* **TASK TO CARRY OUT**: Below are the records; pull every line that includes "this".

-- -- --

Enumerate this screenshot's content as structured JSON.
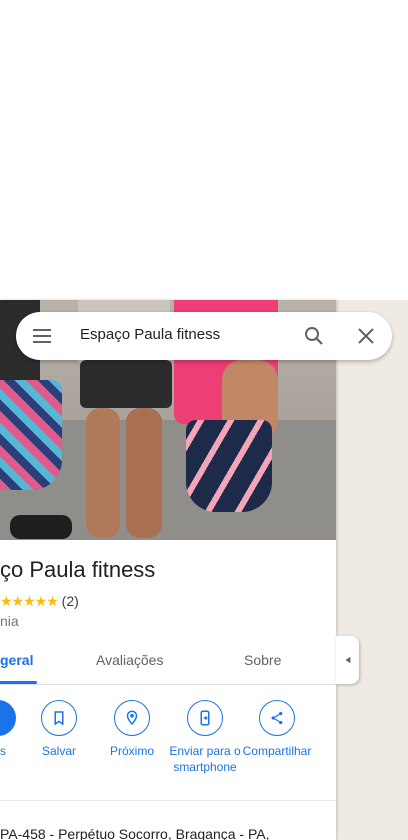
{
  "search": {
    "query": "Espaço Paula fitness"
  },
  "place": {
    "title": "ço Paula fitness",
    "rating_count": "(2)",
    "category": "nia",
    "address": "PA-458 - Perpétuo Socorro, Bragança - PA,"
  },
  "tabs": [
    {
      "label": "geral"
    },
    {
      "label": "Avaliações"
    },
    {
      "label": "Sobre"
    }
  ],
  "actions": [
    {
      "label": "s",
      "icon": "directions-icon"
    },
    {
      "label": "Salvar",
      "icon": "bookmark-icon"
    },
    {
      "label": "Próximo",
      "icon": "nearby-icon"
    },
    {
      "label": "Enviar para o smartphone",
      "icon": "send-to-phone-icon"
    },
    {
      "label": "Compartilhar",
      "icon": "share-icon"
    }
  ],
  "colors": {
    "accent": "#1a73e8",
    "star": "#fbbc04"
  }
}
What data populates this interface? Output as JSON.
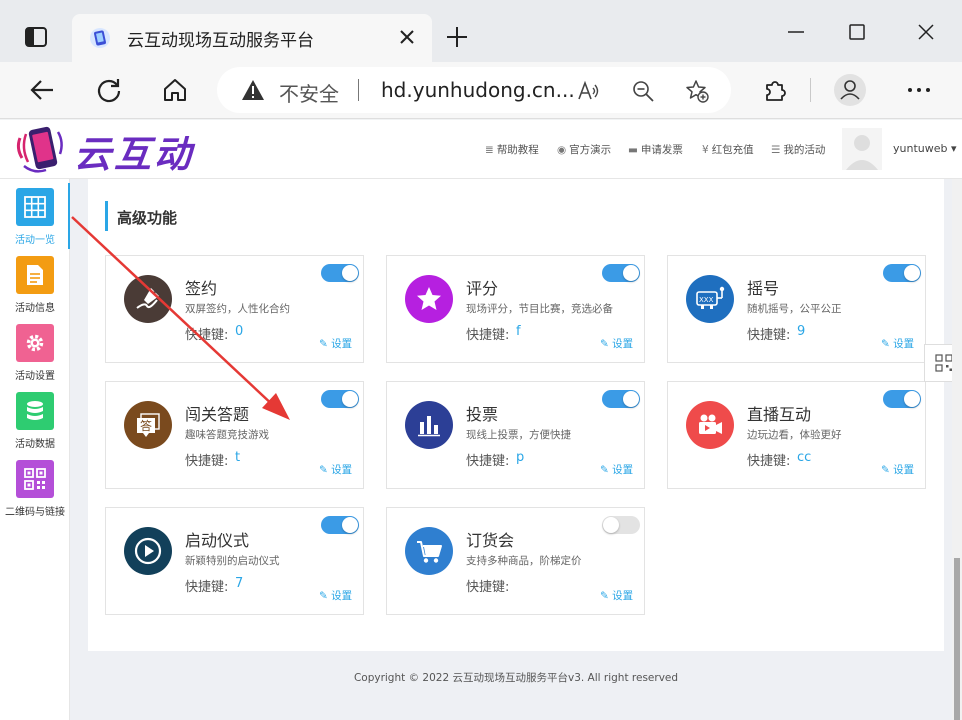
{
  "browser": {
    "tab_title": "云互动现场互动服务平台",
    "security_label": "不安全",
    "url": "hd.yunhudong.cn..."
  },
  "site": {
    "logo_text": "云互动",
    "nav": [
      {
        "icon": "≣",
        "label": "帮助教程"
      },
      {
        "icon": "◉",
        "label": "官方演示"
      },
      {
        "icon": "▬",
        "label": "申请发票"
      },
      {
        "icon": "¥",
        "label": "红包充值"
      },
      {
        "icon": "☰",
        "label": "我的活动"
      }
    ],
    "user_name": "yuntuweb ▾"
  },
  "sidebar": {
    "items": [
      {
        "label": "活动一览",
        "color": "#2aa6e6"
      },
      {
        "label": "活动信息",
        "color": "#f39c12"
      },
      {
        "label": "活动设置",
        "color": "#f06292"
      },
      {
        "label": "活动数据",
        "color": "#2ecc71"
      },
      {
        "label": "二维码与链接",
        "color": "#b44fd8"
      }
    ]
  },
  "main": {
    "section_title": "高级功能",
    "key_label": "快捷键:",
    "settings_label": "设置",
    "cards": [
      {
        "title": "签约",
        "desc": "双屏签约，人性化合约",
        "key": "0",
        "enabled": true,
        "color": "#4a3b36"
      },
      {
        "title": "评分",
        "desc": "现场评分，节目比赛，竞选必备",
        "key": "f",
        "enabled": true,
        "color": "#b620e0"
      },
      {
        "title": "摇号",
        "desc": "随机摇号，公平公正",
        "key": "9",
        "enabled": true,
        "color": "#1f6fbf"
      },
      {
        "title": "闯关答题",
        "desc": "趣味答题竞技游戏",
        "key": "t",
        "enabled": true,
        "color": "#7a4a1e"
      },
      {
        "title": "投票",
        "desc": "现线上投票，方便快捷",
        "key": "p",
        "enabled": true,
        "color": "#2c3f96"
      },
      {
        "title": "直播互动",
        "desc": "边玩边看，体验更好",
        "key": "cc",
        "enabled": true,
        "color": "#ef4b4b"
      },
      {
        "title": "启动仪式",
        "desc": "新颖特别的启动仪式",
        "key": "7",
        "enabled": true,
        "color": "#12405a"
      },
      {
        "title": "订货会",
        "desc": "支持多种商品，阶梯定价",
        "key": "",
        "enabled": false,
        "color": "#2f7fd0"
      }
    ]
  },
  "footer": {
    "copyright": "Copyright © 2022 云互动现场互动服务平台v3. All right reserved"
  }
}
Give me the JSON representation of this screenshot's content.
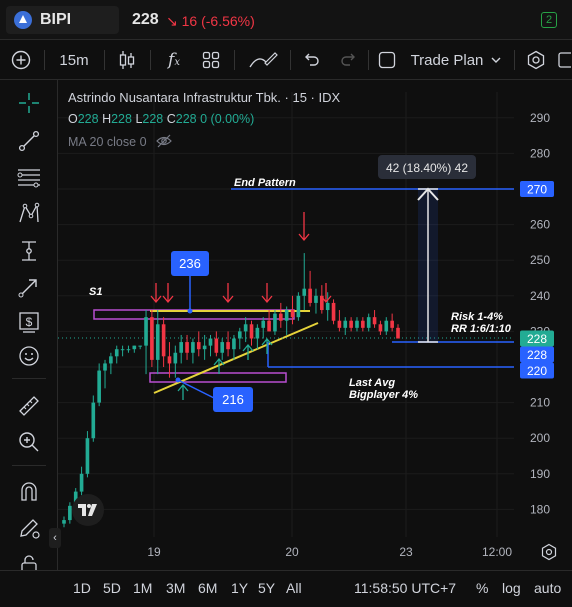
{
  "header": {
    "symbol": "BIPI",
    "price": "228",
    "change": "16 (-6.56%)",
    "alerts_badge": "2"
  },
  "toolbar": {
    "interval": "15m",
    "trade_plan_label": "Trade Plan"
  },
  "legend": {
    "title": "Astrindo Nusantara Infrastruktur Tbk. · 15 · IDX",
    "ohlc": [
      {
        "key": "O",
        "value": "228"
      },
      {
        "key": "H",
        "value": "228"
      },
      {
        "key": "L",
        "value": "228"
      },
      {
        "key": "C",
        "value": "228"
      },
      {
        "key": "",
        "value": "0 (0.00%)"
      }
    ],
    "ma_label": "MA 20 close 0"
  },
  "bottom": {
    "timeframes": [
      "1D",
      "5D",
      "1M",
      "3M",
      "6M",
      "1Y",
      "5Y",
      "All"
    ],
    "clock": "11:58:50 UTC+7",
    "percent": "%",
    "log": "log",
    "auto": "auto"
  },
  "colors": {
    "up": "#22ab94",
    "down": "#f23645",
    "blue": "#2962ff",
    "yellow": "#e6d33a",
    "magenta": "#b84fd1"
  },
  "chart_data": {
    "type": "candlestick",
    "y_axis": {
      "range": [
        173,
        300
      ],
      "ticks": [
        180,
        190,
        200,
        210,
        220,
        230,
        240,
        250,
        260,
        270,
        280,
        290
      ]
    },
    "x_axis": {
      "tick_labels": [
        "19",
        "20",
        "23",
        "12:00"
      ]
    },
    "price_labels": [
      {
        "value": 270,
        "label": "270",
        "color": "#2962ff"
      },
      {
        "value": 228,
        "label": "228",
        "color": "#22ab94"
      },
      {
        "value": 228,
        "label": "228",
        "color": "#2962ff"
      },
      {
        "value": 220,
        "label": "220",
        "color": "#2962ff"
      }
    ],
    "candles": [
      {
        "o": 176,
        "h": 178,
        "l": 175,
        "c": 177
      },
      {
        "o": 177,
        "h": 182,
        "l": 176,
        "c": 181
      },
      {
        "o": 181,
        "h": 186,
        "l": 180,
        "c": 185
      },
      {
        "o": 185,
        "h": 192,
        "l": 184,
        "c": 190
      },
      {
        "o": 190,
        "h": 202,
        "l": 189,
        "c": 200
      },
      {
        "o": 200,
        "h": 212,
        "l": 199,
        "c": 210
      },
      {
        "o": 210,
        "h": 221,
        "l": 209,
        "c": 219
      },
      {
        "o": 219,
        "h": 222,
        "l": 214,
        "c": 221
      },
      {
        "o": 221,
        "h": 224,
        "l": 218,
        "c": 223
      },
      {
        "o": 223,
        "h": 226,
        "l": 221,
        "c": 225
      },
      {
        "o": 225,
        "h": 226,
        "l": 223,
        "c": 225
      },
      {
        "o": 225,
        "h": 226,
        "l": 224,
        "c": 225
      },
      {
        "o": 225,
        "h": 226,
        "l": 224,
        "c": 226
      },
      {
        "o": 226,
        "h": 226,
        "l": 225,
        "c": 226
      },
      {
        "o": 226,
        "h": 236,
        "l": 218,
        "c": 234
      },
      {
        "o": 234,
        "h": 236,
        "l": 220,
        "c": 222
      },
      {
        "o": 222,
        "h": 236,
        "l": 218,
        "c": 232
      },
      {
        "o": 232,
        "h": 234,
        "l": 220,
        "c": 223
      },
      {
        "o": 223,
        "h": 227,
        "l": 217,
        "c": 221
      },
      {
        "o": 221,
        "h": 226,
        "l": 217,
        "c": 224
      },
      {
        "o": 224,
        "h": 229,
        "l": 221,
        "c": 227
      },
      {
        "o": 227,
        "h": 229,
        "l": 222,
        "c": 224
      },
      {
        "o": 224,
        "h": 228,
        "l": 221,
        "c": 227
      },
      {
        "o": 227,
        "h": 230,
        "l": 223,
        "c": 225
      },
      {
        "o": 225,
        "h": 229,
        "l": 222,
        "c": 226
      },
      {
        "o": 226,
        "h": 229,
        "l": 223,
        "c": 228
      },
      {
        "o": 228,
        "h": 230,
        "l": 223,
        "c": 224
      },
      {
        "o": 224,
        "h": 228,
        "l": 222,
        "c": 227
      },
      {
        "o": 227,
        "h": 230,
        "l": 223,
        "c": 225
      },
      {
        "o": 225,
        "h": 229,
        "l": 222,
        "c": 228
      },
      {
        "o": 228,
        "h": 231,
        "l": 225,
        "c": 230
      },
      {
        "o": 230,
        "h": 234,
        "l": 227,
        "c": 232
      },
      {
        "o": 232,
        "h": 233,
        "l": 226,
        "c": 228
      },
      {
        "o": 228,
        "h": 232,
        "l": 225,
        "c": 231
      },
      {
        "o": 231,
        "h": 234,
        "l": 228,
        "c": 233
      },
      {
        "o": 233,
        "h": 236,
        "l": 230,
        "c": 230
      },
      {
        "o": 230,
        "h": 236,
        "l": 229,
        "c": 235
      },
      {
        "o": 235,
        "h": 238,
        "l": 231,
        "c": 233
      },
      {
        "o": 233,
        "h": 237,
        "l": 229,
        "c": 236
      },
      {
        "o": 236,
        "h": 240,
        "l": 232,
        "c": 234
      },
      {
        "o": 234,
        "h": 241,
        "l": 233,
        "c": 240
      },
      {
        "o": 240,
        "h": 252,
        "l": 236,
        "c": 242
      },
      {
        "o": 242,
        "h": 247,
        "l": 237,
        "c": 238
      },
      {
        "o": 238,
        "h": 242,
        "l": 235,
        "c": 240
      },
      {
        "o": 240,
        "h": 243,
        "l": 235,
        "c": 236
      },
      {
        "o": 236,
        "h": 241,
        "l": 233,
        "c": 238
      },
      {
        "o": 238,
        "h": 239,
        "l": 232,
        "c": 233
      },
      {
        "o": 233,
        "h": 236,
        "l": 230,
        "c": 231
      },
      {
        "o": 231,
        "h": 234,
        "l": 229,
        "c": 233
      },
      {
        "o": 233,
        "h": 234,
        "l": 230,
        "c": 231
      },
      {
        "o": 231,
        "h": 234,
        "l": 230,
        "c": 233
      },
      {
        "o": 233,
        "h": 234,
        "l": 230,
        "c": 231
      },
      {
        "o": 231,
        "h": 235,
        "l": 230,
        "c": 234
      },
      {
        "o": 234,
        "h": 236,
        "l": 231,
        "c": 232
      },
      {
        "o": 232,
        "h": 233,
        "l": 229,
        "c": 230
      },
      {
        "o": 230,
        "h": 234,
        "l": 229,
        "c": 233
      },
      {
        "o": 233,
        "h": 235,
        "l": 230,
        "c": 231
      },
      {
        "o": 231,
        "h": 232,
        "l": 228,
        "c": 228
      }
    ],
    "annotations": {
      "end_pattern": "End Pattern",
      "s1": "S1",
      "label_236": "236",
      "label_216": "216",
      "measure": "42 (18.40%) 42",
      "risk": "Risk 1-4%",
      "rr": "RR 1:6/1:10",
      "last_avg": "Last Avg",
      "bigplayer": "Bigplayer 4%"
    },
    "levels": {
      "target": 270,
      "entry": 228,
      "support": 220,
      "resistance_band": [
        234,
        236
      ],
      "support_band": [
        217,
        219
      ]
    }
  }
}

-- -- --

* **OUTPUT OF THE TASK**:
Enumerate this screenshot's content as structured JSON.
What data populates this interface? Output as JSON.
Give me the JSON representation of this screenshot's content.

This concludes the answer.